WORK TO COMPLETE: The output should be the records themselves, given again exactly.

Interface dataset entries

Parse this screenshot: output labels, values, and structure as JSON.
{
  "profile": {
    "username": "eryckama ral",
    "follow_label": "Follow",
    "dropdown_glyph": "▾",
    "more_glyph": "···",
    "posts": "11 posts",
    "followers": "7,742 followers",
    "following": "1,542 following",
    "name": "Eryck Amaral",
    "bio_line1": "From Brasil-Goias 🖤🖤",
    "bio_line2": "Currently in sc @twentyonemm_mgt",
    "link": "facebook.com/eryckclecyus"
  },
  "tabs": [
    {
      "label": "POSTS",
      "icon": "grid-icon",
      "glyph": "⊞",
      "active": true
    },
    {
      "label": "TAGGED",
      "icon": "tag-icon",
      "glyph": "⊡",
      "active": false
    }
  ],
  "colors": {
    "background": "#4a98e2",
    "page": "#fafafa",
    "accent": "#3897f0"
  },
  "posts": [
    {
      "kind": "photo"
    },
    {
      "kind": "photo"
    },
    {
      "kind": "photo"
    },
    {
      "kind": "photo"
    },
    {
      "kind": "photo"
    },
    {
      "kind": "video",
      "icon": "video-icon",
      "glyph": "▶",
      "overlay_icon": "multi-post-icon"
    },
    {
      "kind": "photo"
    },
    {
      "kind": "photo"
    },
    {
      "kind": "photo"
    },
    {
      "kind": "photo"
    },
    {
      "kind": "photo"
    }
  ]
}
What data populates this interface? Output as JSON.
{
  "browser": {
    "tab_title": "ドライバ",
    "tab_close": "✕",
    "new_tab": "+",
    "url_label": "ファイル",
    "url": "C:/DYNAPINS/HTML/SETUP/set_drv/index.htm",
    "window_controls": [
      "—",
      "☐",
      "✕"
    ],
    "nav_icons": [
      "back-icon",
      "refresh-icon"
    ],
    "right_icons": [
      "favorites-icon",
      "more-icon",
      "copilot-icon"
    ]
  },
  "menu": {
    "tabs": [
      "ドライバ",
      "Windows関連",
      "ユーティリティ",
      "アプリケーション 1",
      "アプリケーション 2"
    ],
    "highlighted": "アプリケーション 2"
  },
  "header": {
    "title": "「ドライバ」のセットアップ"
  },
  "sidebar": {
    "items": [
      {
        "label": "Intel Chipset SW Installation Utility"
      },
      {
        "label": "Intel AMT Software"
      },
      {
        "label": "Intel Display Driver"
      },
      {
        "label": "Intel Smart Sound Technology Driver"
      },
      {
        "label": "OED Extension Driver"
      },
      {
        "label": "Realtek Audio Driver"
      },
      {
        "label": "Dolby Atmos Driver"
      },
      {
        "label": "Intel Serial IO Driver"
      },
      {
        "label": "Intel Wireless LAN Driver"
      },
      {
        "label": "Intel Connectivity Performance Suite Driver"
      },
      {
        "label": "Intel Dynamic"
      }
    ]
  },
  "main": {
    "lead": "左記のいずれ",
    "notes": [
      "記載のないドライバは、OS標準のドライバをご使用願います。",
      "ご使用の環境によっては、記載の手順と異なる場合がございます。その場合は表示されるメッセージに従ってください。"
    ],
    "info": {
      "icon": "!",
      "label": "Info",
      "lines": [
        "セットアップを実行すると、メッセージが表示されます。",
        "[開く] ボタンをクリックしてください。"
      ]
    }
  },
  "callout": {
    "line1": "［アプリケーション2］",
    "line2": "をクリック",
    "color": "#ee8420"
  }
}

EXPECTED ANSWER:
Parse this screenshot: output labels, values, and structure as JSON.
{
  "profile": {
    "username": "eryckama ral",
    "follow_label": "Follow",
    "dropdown_glyph": "▾",
    "more_glyph": "···",
    "posts": "11 posts",
    "followers": "7,742 followers",
    "following": "1,542 following",
    "name": "Eryck Amaral",
    "bio_line1": "From Brasil-Goias 🖤🖤",
    "bio_line2": "Currently in sc @twentyonemm_mgt",
    "link": "facebook.com/eryckclecyus"
  },
  "tabs": [
    {
      "label": "POSTS",
      "icon": "grid-icon",
      "glyph": "⊞",
      "active": true
    },
    {
      "label": "TAGGED",
      "icon": "tag-icon",
      "glyph": "⊡",
      "active": false
    }
  ],
  "colors": {
    "background": "#4a98e2",
    "page": "#fafafa",
    "accent": "#3897f0"
  },
  "posts": [
    {
      "kind": "photo"
    },
    {
      "kind": "photo"
    },
    {
      "kind": "photo"
    },
    {
      "kind": "photo"
    },
    {
      "kind": "photo"
    },
    {
      "kind": "video",
      "icon": "video-icon",
      "glyph": "▶",
      "overlay_icon": "multi-post-icon"
    },
    {
      "kind": "photo"
    },
    {
      "kind": "photo"
    },
    {
      "kind": "photo"
    },
    {
      "kind": "photo"
    },
    {
      "kind": "photo"
    }
  ]
}
What data populates this interface? Output as JSON.
{
  "browser": {
    "tab_title": "ドライバ",
    "tab_close": "✕",
    "new_tab": "+",
    "url_label": "ファイル",
    "url": "C:/DYNAPINS/HTML/SETUP/set_drv/index.htm",
    "window_controls": [
      "—",
      "☐",
      "✕"
    ],
    "nav_icons": [
      "back-icon",
      "refresh-icon"
    ],
    "right_icons": [
      "favorites-icon",
      "more-icon",
      "copilot-icon"
    ]
  },
  "menu": {
    "tabs": [
      "ドライバ",
      "Windows関連",
      "ユーティリティ",
      "アプリケーション 1",
      "アプリケーション 2"
    ],
    "highlighted": "アプリケーション 2"
  },
  "header": {
    "title": "「ドライバ」のセットアップ"
  },
  "sidebar": {
    "items": [
      {
        "label": "Intel Chipset SW Installation Utility"
      },
      {
        "label": "Intel AMT Software"
      },
      {
        "label": "Intel Display Driver"
      },
      {
        "label": "Intel Smart Sound Technology Driver"
      },
      {
        "label": "OED Extension Driver"
      },
      {
        "label": "Realtek Audio Driver"
      },
      {
        "label": "Dolby Atmos Driver"
      },
      {
        "label": "Intel Serial IO Driver"
      },
      {
        "label": "Intel Wireless LAN Driver"
      },
      {
        "label": "Intel Connectivity Performance Suite Driver"
      },
      {
        "label": "Intel Dynamic"
      }
    ]
  },
  "main": {
    "lead": "左記のいずれ",
    "notes": [
      "記載のないドライバは、OS標準のドライバをご使用願います。",
      "ご使用の環境によっては、記載の手順と異なる場合がございます。その場合は表示されるメッセージに従ってください。"
    ],
    "info": {
      "icon": "!",
      "label": "Info",
      "lines": [
        "セットアップを実行すると、メッセージが表示されます。",
        "[開く] ボタンをクリックしてください。"
      ]
    }
  },
  "callout": {
    "line1": "［アプリケーション2］",
    "line2": "をクリック",
    "color": "#ee8420"
  }
}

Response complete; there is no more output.